The August tradition, in the Appalachian Mountain region, of placing a bean in a jar to predict the number of winter snows is set to get underway once again.
Here's how it works. For every foggy morning in August a bean (many folks use coins or buttons too) is placed in a jar. A big bean is used for a heavy fog and a small bean for a light fog.
Use the same location and as close to the same time every morning as possible when recording your observation.
The total number at the end of the month is used to predict the total number of snows. As winter sets in then take a big bean out for a big snow and a small bean for a light snow.
Those that have participated in the tradition for many years advise that a “big snow” is four inches or more. Folklore says that if you can “track a rabbit in it” then consider that a light snow.
It's not exactly known how long the prediction system has been in practice, but some research indicates the method was first used by Native Americans.

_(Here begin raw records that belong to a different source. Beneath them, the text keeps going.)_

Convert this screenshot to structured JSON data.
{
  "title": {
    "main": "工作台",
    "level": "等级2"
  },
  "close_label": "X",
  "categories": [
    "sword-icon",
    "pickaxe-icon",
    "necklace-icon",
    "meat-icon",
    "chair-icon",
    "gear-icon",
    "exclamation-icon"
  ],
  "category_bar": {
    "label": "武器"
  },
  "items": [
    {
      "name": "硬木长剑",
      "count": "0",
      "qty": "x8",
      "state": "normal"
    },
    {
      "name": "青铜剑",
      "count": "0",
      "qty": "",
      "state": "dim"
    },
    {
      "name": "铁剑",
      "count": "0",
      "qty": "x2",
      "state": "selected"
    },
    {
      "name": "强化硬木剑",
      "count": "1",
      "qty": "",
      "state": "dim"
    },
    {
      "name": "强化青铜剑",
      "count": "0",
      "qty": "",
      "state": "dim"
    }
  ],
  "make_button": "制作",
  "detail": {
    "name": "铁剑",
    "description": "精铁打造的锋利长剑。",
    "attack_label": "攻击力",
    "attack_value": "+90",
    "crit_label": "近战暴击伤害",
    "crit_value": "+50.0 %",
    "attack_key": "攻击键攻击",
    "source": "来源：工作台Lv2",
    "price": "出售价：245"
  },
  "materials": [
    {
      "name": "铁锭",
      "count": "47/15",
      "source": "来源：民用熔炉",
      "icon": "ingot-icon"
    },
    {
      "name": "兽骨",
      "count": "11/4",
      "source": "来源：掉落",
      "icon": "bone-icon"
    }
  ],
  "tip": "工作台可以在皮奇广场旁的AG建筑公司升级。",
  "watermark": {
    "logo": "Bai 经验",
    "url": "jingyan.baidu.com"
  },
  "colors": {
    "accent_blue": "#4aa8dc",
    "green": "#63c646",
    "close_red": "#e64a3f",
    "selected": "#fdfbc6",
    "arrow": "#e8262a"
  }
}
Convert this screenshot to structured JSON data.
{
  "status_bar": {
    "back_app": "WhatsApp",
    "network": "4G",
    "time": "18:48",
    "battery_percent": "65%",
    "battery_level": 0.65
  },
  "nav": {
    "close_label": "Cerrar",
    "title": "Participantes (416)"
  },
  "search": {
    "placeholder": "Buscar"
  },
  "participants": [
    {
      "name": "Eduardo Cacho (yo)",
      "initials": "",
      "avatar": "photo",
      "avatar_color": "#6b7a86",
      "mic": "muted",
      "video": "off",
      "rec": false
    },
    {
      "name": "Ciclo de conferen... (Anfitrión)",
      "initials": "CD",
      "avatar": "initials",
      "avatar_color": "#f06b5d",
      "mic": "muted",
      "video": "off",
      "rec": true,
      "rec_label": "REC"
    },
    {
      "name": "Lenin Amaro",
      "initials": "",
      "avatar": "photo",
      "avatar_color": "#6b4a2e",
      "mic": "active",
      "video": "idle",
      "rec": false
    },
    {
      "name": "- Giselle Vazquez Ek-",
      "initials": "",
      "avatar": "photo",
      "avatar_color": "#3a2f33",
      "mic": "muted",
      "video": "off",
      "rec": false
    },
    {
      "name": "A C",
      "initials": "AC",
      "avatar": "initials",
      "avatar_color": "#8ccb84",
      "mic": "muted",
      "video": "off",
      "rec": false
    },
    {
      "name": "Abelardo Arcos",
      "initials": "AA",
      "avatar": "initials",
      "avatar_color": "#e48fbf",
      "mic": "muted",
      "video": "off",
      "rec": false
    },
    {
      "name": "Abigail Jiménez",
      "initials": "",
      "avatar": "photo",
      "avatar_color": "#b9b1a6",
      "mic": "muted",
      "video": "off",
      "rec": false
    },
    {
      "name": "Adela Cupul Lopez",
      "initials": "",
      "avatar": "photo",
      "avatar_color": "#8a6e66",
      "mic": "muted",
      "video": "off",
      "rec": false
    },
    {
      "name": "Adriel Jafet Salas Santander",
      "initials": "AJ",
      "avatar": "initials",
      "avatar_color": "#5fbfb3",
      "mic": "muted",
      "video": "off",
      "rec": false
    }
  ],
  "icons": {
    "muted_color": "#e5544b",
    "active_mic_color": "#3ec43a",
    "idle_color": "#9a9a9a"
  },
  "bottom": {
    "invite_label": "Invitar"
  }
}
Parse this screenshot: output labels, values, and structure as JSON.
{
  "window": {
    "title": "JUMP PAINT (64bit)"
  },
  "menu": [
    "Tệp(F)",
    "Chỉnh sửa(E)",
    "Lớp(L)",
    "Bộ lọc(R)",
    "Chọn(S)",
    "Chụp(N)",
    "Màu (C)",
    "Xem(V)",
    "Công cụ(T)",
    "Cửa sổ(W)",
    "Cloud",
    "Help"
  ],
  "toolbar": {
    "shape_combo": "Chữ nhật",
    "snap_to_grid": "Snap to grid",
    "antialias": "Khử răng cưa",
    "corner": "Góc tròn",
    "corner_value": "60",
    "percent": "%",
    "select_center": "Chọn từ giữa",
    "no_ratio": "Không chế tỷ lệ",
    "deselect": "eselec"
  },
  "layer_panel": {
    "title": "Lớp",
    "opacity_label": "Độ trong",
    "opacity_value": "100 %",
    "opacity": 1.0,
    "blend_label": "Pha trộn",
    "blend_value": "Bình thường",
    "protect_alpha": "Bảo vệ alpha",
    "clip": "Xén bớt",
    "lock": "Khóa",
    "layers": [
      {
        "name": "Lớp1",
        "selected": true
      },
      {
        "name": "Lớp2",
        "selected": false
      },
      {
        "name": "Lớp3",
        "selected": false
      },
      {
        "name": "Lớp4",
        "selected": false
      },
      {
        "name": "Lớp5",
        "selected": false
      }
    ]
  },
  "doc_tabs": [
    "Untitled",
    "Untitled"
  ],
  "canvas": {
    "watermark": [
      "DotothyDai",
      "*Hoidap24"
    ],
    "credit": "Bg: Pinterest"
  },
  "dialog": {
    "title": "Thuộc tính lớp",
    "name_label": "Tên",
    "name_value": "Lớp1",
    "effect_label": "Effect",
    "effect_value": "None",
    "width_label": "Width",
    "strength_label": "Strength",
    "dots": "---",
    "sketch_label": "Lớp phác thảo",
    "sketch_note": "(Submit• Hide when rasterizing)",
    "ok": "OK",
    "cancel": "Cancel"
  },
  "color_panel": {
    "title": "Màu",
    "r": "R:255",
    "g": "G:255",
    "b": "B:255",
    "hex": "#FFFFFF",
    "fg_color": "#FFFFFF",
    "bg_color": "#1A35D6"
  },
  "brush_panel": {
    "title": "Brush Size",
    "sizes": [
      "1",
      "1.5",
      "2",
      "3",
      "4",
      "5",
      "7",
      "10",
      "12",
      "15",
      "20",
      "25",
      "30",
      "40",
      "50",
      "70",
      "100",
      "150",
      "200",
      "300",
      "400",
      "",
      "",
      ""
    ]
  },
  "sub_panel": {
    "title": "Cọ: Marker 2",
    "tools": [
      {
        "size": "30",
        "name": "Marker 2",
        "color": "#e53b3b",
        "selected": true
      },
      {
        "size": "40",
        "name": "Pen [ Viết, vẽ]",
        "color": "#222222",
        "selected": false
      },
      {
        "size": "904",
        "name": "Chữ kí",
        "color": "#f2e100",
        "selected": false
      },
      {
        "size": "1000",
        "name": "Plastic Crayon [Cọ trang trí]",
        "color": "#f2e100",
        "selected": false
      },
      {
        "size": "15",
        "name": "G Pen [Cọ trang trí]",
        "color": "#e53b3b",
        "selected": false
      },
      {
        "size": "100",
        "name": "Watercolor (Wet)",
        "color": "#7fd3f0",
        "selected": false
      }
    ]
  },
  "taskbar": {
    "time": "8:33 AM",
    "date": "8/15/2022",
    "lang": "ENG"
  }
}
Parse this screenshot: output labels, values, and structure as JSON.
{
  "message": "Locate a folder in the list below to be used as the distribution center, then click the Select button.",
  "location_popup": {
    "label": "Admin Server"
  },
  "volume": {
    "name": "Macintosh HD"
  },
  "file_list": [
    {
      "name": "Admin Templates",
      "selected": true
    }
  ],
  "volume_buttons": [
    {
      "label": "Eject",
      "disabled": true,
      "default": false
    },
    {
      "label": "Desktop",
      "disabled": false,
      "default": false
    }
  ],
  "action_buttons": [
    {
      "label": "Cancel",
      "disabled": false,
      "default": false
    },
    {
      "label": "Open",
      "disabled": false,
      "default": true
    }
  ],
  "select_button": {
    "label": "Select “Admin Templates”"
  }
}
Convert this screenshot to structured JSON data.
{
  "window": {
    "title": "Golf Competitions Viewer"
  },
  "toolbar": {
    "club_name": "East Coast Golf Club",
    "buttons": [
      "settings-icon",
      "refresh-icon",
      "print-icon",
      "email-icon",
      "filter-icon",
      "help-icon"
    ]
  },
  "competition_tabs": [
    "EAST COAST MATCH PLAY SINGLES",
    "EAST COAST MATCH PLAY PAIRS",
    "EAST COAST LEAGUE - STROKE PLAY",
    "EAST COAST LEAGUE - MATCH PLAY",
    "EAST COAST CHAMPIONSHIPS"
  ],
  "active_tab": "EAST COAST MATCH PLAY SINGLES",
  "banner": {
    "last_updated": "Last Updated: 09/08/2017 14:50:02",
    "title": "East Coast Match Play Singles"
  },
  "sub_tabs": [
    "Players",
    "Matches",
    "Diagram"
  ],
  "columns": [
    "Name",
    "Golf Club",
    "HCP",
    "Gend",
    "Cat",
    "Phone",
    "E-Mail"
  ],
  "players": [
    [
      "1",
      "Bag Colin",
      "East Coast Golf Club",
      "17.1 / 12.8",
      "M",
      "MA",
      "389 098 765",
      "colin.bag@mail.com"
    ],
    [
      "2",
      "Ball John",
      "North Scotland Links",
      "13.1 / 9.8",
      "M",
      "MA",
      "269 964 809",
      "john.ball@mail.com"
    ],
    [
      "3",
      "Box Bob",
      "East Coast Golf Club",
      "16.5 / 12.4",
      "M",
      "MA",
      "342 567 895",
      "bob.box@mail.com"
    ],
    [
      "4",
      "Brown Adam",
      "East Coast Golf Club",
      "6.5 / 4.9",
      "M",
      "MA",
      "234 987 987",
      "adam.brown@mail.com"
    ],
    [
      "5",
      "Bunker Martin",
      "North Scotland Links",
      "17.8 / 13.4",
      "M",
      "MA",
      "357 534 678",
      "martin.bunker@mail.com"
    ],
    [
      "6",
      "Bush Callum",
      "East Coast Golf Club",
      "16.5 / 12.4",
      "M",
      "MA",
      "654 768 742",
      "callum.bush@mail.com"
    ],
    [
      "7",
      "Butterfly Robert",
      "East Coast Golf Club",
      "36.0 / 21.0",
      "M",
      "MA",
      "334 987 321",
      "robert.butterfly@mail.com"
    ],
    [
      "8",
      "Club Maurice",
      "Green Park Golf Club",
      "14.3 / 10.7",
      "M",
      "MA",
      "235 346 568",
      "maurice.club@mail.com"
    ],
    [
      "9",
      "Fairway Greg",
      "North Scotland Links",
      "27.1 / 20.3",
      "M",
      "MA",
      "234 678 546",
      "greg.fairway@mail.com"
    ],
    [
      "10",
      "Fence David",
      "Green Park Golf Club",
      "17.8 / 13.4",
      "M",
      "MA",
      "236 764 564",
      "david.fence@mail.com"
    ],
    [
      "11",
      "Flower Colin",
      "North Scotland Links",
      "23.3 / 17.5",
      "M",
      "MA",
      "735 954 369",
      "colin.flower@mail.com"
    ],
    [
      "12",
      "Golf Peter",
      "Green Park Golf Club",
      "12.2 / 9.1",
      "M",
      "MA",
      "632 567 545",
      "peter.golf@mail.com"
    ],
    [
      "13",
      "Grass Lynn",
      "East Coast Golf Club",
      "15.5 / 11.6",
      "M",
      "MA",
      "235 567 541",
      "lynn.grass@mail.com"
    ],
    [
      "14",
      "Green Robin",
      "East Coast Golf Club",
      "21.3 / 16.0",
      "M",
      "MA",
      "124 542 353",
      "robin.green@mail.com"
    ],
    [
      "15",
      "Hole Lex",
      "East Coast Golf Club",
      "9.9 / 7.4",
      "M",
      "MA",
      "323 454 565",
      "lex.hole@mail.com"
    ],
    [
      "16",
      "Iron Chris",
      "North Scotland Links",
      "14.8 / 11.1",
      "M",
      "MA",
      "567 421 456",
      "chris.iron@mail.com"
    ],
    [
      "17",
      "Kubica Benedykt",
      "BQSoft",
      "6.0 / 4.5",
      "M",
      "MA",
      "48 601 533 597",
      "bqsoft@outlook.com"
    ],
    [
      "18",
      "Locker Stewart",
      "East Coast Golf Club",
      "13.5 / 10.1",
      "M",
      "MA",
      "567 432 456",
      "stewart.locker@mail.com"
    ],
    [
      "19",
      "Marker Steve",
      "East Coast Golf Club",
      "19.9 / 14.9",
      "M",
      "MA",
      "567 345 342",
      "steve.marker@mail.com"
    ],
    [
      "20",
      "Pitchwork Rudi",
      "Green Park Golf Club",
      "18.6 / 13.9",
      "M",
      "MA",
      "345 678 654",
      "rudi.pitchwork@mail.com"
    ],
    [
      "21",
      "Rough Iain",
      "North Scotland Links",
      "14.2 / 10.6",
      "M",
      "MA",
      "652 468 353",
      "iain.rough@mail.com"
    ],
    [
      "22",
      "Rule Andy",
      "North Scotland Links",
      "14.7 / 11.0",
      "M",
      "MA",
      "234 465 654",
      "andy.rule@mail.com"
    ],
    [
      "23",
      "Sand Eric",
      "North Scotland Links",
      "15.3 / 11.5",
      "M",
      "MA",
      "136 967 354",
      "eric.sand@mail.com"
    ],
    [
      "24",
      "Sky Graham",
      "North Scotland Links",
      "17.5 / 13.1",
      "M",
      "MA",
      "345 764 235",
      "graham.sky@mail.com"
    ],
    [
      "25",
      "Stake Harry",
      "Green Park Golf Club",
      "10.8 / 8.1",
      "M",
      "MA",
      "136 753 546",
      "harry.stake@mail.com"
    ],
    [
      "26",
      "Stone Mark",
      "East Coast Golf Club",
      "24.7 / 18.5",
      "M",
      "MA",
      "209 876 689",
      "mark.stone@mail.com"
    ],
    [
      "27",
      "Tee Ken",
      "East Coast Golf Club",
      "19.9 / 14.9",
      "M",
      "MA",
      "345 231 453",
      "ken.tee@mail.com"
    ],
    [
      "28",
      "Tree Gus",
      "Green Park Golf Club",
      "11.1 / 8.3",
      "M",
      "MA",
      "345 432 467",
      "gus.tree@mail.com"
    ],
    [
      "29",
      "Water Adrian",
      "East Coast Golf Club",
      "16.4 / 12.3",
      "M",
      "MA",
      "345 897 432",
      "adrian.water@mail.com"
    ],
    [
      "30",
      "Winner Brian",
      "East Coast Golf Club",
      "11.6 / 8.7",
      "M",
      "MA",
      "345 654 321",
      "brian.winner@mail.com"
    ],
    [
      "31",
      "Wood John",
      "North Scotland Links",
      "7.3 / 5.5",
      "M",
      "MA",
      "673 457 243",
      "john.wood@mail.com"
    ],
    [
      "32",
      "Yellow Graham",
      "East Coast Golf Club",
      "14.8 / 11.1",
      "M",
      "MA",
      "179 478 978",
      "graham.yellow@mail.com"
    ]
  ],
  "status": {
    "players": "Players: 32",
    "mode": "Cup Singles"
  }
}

No matter if you believe in the tradition or not, it's a fun way to keep track of what Mother Nature may have in store for the High Country for winter 2020-2021.